## [Exercise materials]
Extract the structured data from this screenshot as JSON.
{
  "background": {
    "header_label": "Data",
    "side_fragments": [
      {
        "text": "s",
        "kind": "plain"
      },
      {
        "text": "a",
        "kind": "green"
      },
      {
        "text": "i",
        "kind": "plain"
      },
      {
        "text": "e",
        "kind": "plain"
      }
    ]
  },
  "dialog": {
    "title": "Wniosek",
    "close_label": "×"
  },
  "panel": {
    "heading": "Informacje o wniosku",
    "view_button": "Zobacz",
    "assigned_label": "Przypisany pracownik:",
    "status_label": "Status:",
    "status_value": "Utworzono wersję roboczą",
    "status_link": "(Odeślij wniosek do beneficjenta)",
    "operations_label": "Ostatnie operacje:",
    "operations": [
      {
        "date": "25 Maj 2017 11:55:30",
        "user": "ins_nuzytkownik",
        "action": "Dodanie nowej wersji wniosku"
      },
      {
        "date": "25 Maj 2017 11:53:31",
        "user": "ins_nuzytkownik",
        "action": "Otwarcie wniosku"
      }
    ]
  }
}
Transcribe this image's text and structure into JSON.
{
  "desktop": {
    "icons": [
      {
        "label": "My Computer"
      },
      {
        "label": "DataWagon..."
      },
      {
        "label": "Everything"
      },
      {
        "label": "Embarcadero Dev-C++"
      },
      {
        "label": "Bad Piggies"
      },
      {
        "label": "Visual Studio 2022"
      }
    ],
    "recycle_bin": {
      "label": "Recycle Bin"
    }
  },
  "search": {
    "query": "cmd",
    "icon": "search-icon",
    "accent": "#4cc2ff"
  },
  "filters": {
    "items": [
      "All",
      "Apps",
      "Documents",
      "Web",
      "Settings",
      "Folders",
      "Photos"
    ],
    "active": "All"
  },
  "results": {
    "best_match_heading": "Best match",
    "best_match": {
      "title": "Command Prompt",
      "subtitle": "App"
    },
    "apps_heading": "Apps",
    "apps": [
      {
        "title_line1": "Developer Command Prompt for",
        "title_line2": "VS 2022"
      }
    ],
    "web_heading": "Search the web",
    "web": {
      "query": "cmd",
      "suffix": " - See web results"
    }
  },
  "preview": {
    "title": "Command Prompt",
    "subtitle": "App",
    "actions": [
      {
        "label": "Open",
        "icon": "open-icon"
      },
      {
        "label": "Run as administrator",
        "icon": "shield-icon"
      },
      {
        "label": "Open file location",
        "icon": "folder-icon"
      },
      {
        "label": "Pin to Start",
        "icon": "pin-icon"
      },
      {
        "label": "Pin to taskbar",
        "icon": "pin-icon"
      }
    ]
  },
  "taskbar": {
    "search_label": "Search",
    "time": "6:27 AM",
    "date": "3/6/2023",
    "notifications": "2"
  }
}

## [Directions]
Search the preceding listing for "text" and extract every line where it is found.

## [Response]
        "text": "s",
        "text": "a",
        "text": "i",
        "text": "e",
Transcribe this image's text and structure into JSON.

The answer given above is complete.